This breadth of inhibitory effect is not due to non-specific actions at the receptors for these other secretagogues. Rather, this effect, which is non-competitive and indirect, appears to indicate either that these two classes of secretagogues utilise histamine as the final common mediator or, more probably, that ongoing histaminergic stimulation of the parietal cell is important for amplification of the stimuli provided by ACh or gastrin when they act on their own discrete receptors. Receptors for all three secretagogues are present on the parietal cell. The ability of H2 blockers to suppress responses to all three physiological secretagogues makes them potent inhibitors of all phases of gastric acid secretion.

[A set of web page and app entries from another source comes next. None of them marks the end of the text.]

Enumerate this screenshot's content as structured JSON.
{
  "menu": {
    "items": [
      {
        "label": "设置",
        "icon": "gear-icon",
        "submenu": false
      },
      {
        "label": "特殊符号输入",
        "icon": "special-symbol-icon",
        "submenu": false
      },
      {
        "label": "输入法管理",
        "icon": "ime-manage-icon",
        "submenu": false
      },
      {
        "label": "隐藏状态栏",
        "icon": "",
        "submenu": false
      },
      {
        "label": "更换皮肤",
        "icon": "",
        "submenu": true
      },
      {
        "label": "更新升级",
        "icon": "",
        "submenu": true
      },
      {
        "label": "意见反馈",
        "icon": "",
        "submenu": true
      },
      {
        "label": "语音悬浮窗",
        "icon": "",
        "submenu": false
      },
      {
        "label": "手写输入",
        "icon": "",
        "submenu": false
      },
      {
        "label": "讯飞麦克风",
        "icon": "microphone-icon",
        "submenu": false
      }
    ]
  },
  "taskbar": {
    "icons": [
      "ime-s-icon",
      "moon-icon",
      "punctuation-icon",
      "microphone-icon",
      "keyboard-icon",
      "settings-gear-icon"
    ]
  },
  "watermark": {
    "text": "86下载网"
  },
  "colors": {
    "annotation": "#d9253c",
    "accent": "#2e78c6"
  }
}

Thus, these drugs will inhibit basal (fasting) secretion and nocturnal secretion and also that stimulated by food, sham feeding, fundic distension, insulin, or caffeine. The H2 blockers reduce both the volume of gastric juice secreted and its hydrogen ion concentration. Output of pepsin, which is secreted by the chief cells of the gastric glands (mainly under cholinergic control), generally falls in parallel with the reduction in volume of the gastric juice. Secretion of intrinsic factor is also reduced, but it is normally secreted in great excess, and absorption of vitamin B12 is usually adequate even during long-term therapy with H2 blockers.
Concentrations of gastrin in plasma are not significantly altered under fasting conditions; however, the normal prandial elevation of gastrin concentration may be augmented, apparently as a consequence of a reduction in the negative feedback that is normally provided by acid.
Cimetidine is rapidly and virtually completely absorbed. Absorption is little impaired by food or by antacids. Peak concentrations in plasma are attained in about 1 to 2 hours. Hepatic first-pass metabolism results in bioavailabilities of about 60% for cimetidine. The elimination half-life is about 2 to 3 hours. Cimetidine is eliminated primarily by the kidneys, and 60% or more may appear in the urine unchanged; much of the rest is oxidation products. Small amounts are recovered in the stool.
Povidone K 30
Sodium starch glycollate
Colloidal anhydrous silica
Titanium dioxide (E171)
Indigo carmine aluminium lake (E132)
Iron oxide yellow (E172)
Quinoline yellow aluminium lake (E104)
1. Blister: Do not store above 25°C. Store in the original package. Keep blister in the outer carton.
2. Tablet container (polypropylene tube): Do not store above 25°C. Keep the container tightly closed. Store in the original container.
1. Blister packs consisting of 250µm clear PVC and 20µm hard temper aluminium foil contained in a carton.
Pack sizes: 60 & 120 tablets.
2. Polypropylene tubes with low density polyethylene caps. High density polyethylene film may be used as packing material.
Pack sizes: 100, 112, 250, 500 & 1000 tablets.
Not all pack sizes may be marketed.
No special requirements.
Chemidex Pharma Limited,
Trading as Essential Generics,
7 Egham Business Village,
Surrey TW20 8RB
Date of first authorisation: 23/12/2002
Date of latest renewal: 20/02/2009